Taking a Shared Interest in Fairtrade
by Sally Reith
Posted: 2 Mar 2011
What replaces poverty? This, the title of the recent Ecumenical World Development Conference, rather unsurprisingly, generated more questions than it did answers. Discussions abounded around what poverty is, how we measure it and who we are to tell them that they are poor or in poverty. Despite these challenges to understanding poverty, one message is clear, 'the poor' are not simply impassive actors on whom 'poverty' plays out but agents for change. The ability and drive of people to come together and transform their own lives and those around them is something we should respect.
This idea of helping people help themselves, empowerment, lies at the heart of the fair trade movement. As our support of fair trade may have become somewhat easier (some of you may be what John Bell of the Iona Community refers to as Survivors of Campaign Coffee, ardent supporters who purchased fair trade coffee because it was the right thing to do, despite it tasting like dishwater) the impact it has in enabling, empowering and transforming the lives of producers and their communities has grown significantly around the world.

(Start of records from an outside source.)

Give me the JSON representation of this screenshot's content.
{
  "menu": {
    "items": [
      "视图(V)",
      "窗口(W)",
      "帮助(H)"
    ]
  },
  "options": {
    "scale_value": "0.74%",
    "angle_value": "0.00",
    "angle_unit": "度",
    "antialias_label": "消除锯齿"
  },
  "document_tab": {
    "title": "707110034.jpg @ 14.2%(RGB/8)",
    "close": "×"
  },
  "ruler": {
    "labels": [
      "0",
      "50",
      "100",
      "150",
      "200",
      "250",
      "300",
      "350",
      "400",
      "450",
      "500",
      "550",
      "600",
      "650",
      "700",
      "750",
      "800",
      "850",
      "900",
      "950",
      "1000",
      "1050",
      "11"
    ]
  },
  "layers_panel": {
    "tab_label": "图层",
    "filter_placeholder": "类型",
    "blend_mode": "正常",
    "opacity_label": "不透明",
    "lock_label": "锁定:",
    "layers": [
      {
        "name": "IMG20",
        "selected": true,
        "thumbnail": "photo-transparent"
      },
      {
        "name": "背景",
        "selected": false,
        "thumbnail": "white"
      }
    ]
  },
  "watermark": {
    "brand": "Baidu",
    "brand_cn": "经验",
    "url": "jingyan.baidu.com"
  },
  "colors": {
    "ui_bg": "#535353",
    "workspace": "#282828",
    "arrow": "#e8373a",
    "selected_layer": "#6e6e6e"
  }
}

There are now well over 200 fair trade coffee products listed on the website of the Fairtrade Foundation, the fair trade licensing authority in the UK, and some of these are even winning awards for quality and taste. It's not just fair trade coffee which has grown the whole movement has developed considerably with 2010 seeing sales of fair trade products in the UK almost hit the £800 million mark and fair trade generating over £17 million in Fairtrade premium for the producers (Fairtrade Foundation Annual Report 2009/2010).
In 2011 Fairtrade Fortnight runs from 28 Feb to 13 March and people across the UK are making plans to 'Show off their label' with bunting, breakfasts and 'Big Brews'. But how much do you know about the people behind the label, these agents for change. Pauline Ntombura is one of those driven to empower those seeking the opportunity of change for themselves and their communities.
Pauline's story is one of "unique, adventurous and fulfilling struggle'". The story began when Pauline moved to Cambridge to join her husband who was attending the University. As a thank you to those that had helped her husband settle into university life she took with her some soapstone carvings.
After dropping her children off at nursery each day, she would wander the narrow streets of Cambridge, looking in the small boutiques and craft shops. One shop in particular caught her eye and she wandered in with some of her Kenyan handicrafts.
The shop owner was overwhelmed by what he saw. The items of soapstone from Kisii were exactly the type of product he'd been looking for over the last few years. There and then he agreed to buy a stock of the handmade pieces and gave Pauline a cheque for £500 to start sourcing stone carvings in Kenya on his behalf. Pauline had no sales background, no experience of buying and no clue about producing soapstone. What she did have was a great love of the handmade products from her homeland and so she agreed to his offer on the spot.
Now living in Kenya again, Pauline is still selling to that same buyer as well as many others across the globe. Salom enterprises was officially established in February 1994 and now employs 72 staff and has diversified into the sale of sisal woven baskets and handcrafted jewellery, working with 12 groups of producers located in Kisii district, Eastern and the Coast provinces of Kenya as well as in various slums in Nairobi.
Salom has helped create steady employment for communities in rural and disadvantaged areas, providing a consistent source of income to almost 1500 families. They have also had a huge impact by contributing to several projects involving schools, water and health facilities. For instance, Nyabigena primary school in Kisii has benefitted from three extra classrooms thanks to Salom, and one of the producer groups based in Mathane in eastern Kenya now has their own well, which was made possible by Pauline and her team. Some of the women in the producer groups are living with HIV and, without the chance to earn a living offered by Salom, they would have minimal opportunities.
As Salom has grown so too has their capacity to transform the lives of those they work with. Through fair trade Pauline, and those she works with, are supporting themselves and each other to transform their situation:
"I did not know about fair trade then but due to my Christian background, I had the desire of wanting to make a difference in the communities among whom we lived and worked. Therefore, ethical business practices were fundamental to all that I did. To me this means fair wages, a safe place to work, respect, fair treatment and personal dignity as well as opportunity to grow as individuals."
With Salom's success and growth has come a need for finance to support this growth and, as a customer of Shared Interest, Salom now has access to a credit export facility which will help massively with new orders. Pauline told Shared Interest:
"Prior to getting this facility, we struggled a lot financially and meeting our orders was a real challenge. Now we are able to advance producers the cash for raw materials and are about to accept another order from our US customer, which would have been previously impossible."To learn more about how you can support fair trade businesses like Salom by investing in Shared Interest visit www.shared-interest.com. Small investments from our UK members make a significant impact on the lives of those working their way out of poverty through Fairtrade.
The opinions expressed in this article are those of the author, and do not necessarily represent the views of St Paul's Institute or St Paul's Cathedral.